App and web page records:

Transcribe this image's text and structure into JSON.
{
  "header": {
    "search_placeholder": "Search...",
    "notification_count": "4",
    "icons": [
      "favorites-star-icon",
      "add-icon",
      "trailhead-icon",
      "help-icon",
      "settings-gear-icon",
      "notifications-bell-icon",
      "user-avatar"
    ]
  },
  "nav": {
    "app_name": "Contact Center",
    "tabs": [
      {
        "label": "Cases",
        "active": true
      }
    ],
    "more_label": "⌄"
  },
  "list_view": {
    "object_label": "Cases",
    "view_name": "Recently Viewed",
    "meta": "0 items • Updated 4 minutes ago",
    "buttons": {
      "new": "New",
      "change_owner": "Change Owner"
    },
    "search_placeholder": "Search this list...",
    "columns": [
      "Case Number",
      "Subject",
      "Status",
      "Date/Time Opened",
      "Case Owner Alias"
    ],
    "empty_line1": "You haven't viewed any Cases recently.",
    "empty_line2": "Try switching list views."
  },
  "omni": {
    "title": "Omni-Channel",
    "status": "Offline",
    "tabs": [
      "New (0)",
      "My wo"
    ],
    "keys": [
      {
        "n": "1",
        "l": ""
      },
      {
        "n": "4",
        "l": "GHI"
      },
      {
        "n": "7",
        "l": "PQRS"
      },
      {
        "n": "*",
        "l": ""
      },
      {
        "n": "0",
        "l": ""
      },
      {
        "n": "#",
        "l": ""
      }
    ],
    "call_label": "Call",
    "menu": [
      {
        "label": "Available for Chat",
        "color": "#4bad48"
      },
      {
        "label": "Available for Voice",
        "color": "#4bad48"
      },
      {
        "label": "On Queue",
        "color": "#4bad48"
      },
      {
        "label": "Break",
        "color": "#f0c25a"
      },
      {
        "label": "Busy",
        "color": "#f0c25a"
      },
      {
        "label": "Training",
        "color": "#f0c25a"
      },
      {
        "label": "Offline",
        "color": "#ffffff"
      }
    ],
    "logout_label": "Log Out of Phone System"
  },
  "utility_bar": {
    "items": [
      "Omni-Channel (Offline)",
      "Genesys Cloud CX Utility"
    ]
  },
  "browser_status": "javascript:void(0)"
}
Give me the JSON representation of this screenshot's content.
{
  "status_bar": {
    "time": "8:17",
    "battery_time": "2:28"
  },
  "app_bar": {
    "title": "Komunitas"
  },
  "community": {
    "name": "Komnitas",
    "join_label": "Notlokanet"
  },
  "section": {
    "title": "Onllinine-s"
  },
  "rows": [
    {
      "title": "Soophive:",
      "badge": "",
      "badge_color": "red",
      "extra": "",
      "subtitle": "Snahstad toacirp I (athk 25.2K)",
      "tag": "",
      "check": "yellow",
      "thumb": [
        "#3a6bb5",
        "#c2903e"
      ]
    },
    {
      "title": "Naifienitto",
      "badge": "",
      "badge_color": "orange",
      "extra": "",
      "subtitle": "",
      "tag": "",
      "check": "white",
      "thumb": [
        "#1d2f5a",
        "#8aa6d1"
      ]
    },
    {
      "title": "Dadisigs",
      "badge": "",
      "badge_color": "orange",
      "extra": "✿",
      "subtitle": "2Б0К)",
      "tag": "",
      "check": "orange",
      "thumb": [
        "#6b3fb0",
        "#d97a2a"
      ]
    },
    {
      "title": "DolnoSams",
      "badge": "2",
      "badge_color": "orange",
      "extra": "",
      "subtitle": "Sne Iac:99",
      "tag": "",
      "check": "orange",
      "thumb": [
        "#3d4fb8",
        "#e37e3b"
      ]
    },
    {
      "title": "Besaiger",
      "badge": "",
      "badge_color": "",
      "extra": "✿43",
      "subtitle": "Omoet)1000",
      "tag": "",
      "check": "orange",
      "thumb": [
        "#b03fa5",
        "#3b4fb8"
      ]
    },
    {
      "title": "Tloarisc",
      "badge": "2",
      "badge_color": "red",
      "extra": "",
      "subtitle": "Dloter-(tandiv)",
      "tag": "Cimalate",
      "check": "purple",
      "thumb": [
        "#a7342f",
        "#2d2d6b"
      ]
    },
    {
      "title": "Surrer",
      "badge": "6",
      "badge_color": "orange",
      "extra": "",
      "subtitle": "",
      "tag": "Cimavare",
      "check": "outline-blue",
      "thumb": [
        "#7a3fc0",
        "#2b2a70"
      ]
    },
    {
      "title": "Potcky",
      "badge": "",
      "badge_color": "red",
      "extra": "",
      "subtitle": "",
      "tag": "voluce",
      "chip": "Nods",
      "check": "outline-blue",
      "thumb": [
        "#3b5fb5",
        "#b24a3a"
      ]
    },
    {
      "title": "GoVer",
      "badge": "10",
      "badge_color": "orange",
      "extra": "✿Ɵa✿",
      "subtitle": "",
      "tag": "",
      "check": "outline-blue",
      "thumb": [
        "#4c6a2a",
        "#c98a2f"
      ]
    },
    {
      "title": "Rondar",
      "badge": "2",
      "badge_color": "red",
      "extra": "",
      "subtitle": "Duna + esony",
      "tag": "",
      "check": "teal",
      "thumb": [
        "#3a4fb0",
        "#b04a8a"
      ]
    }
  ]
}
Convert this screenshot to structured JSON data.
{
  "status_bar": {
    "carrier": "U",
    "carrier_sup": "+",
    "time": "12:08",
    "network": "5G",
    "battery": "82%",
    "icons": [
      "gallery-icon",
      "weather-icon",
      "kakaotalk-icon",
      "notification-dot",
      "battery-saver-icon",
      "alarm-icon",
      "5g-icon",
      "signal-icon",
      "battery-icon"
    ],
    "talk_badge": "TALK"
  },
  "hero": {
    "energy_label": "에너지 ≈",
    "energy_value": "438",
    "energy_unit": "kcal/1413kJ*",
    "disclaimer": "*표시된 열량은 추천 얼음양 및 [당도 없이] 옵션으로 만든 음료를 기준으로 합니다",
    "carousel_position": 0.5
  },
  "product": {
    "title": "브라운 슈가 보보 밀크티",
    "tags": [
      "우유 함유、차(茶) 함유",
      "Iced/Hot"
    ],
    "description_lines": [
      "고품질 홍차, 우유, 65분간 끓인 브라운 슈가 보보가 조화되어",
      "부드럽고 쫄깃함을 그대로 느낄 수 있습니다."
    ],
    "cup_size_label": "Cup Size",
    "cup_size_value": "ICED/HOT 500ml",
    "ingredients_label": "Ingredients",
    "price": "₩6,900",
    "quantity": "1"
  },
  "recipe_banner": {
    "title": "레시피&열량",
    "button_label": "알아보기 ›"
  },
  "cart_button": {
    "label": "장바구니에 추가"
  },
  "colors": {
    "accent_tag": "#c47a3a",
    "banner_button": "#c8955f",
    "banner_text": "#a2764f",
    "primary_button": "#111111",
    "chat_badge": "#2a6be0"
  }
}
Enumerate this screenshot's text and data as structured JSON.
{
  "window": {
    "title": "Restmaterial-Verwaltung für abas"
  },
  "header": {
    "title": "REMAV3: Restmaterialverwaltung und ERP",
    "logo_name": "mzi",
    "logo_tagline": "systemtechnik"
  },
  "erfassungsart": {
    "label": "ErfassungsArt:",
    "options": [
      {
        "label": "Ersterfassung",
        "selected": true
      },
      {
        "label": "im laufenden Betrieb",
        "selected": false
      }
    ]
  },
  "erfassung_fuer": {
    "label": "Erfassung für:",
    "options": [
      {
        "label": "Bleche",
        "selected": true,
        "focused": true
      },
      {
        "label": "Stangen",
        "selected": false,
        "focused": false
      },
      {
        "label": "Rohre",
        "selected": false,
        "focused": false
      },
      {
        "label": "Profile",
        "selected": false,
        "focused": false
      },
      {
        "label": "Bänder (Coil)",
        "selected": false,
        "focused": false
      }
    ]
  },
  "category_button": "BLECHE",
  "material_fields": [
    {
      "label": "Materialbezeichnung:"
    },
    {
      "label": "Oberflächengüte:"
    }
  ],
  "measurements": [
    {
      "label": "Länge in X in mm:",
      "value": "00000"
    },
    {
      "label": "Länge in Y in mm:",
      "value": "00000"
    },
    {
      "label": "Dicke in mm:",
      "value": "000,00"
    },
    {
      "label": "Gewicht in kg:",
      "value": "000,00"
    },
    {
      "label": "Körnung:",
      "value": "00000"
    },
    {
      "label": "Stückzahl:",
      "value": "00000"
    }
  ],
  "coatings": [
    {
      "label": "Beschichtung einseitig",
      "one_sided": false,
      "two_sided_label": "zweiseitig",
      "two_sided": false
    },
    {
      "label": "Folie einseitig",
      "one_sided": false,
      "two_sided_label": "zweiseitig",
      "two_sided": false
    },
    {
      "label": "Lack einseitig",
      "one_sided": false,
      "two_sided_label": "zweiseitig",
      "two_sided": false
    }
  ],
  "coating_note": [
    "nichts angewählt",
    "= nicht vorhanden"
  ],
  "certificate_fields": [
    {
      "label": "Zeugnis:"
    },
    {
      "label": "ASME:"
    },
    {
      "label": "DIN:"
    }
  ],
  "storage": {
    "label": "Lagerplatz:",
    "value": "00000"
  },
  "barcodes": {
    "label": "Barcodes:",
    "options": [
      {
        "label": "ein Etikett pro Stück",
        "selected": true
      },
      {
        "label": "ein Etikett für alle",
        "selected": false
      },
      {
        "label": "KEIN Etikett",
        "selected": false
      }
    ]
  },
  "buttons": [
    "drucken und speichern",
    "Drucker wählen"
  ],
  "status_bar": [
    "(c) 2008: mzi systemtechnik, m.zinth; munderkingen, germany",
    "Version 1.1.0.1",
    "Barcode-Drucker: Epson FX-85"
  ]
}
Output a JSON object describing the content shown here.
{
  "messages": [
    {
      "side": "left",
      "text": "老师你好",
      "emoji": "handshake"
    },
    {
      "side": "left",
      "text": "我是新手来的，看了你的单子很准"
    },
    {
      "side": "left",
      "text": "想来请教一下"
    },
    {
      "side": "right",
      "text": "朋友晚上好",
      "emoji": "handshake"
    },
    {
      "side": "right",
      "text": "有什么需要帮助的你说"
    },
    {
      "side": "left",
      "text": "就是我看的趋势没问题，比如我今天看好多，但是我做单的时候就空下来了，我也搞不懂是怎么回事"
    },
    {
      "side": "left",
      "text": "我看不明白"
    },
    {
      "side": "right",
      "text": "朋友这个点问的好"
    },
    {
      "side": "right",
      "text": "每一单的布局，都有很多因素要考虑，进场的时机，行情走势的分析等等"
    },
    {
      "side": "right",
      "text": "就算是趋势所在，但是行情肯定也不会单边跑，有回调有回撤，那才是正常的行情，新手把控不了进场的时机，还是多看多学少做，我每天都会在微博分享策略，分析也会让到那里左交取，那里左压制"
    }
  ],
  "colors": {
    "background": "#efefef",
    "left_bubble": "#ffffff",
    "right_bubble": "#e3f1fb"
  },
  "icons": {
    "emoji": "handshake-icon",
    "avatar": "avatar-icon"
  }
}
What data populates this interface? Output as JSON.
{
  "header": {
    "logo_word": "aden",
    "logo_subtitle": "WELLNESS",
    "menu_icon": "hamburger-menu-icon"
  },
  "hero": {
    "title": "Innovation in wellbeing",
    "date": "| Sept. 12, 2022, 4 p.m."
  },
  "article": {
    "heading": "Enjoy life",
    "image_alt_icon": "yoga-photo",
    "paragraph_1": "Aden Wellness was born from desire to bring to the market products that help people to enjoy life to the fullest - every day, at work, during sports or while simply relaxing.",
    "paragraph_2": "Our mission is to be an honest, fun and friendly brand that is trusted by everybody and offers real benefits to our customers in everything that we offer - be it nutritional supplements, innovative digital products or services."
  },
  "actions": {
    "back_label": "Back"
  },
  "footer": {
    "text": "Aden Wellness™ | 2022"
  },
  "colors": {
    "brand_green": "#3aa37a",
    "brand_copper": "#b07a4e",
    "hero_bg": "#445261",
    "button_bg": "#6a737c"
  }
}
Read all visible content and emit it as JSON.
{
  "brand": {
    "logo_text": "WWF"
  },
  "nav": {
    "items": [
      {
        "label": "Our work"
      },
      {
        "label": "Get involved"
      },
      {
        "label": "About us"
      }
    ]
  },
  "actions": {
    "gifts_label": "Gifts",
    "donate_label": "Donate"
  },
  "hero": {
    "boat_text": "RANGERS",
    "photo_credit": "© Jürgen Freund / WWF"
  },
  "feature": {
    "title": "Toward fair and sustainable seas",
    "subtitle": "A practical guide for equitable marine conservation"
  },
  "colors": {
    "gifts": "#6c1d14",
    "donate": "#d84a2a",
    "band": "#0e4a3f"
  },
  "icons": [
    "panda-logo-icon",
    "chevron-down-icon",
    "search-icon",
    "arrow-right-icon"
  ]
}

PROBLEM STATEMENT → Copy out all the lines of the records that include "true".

ANSWER SECTION →
        "active": true
        "selected": true
        "selected": true,
        "focused": true
        "selected": true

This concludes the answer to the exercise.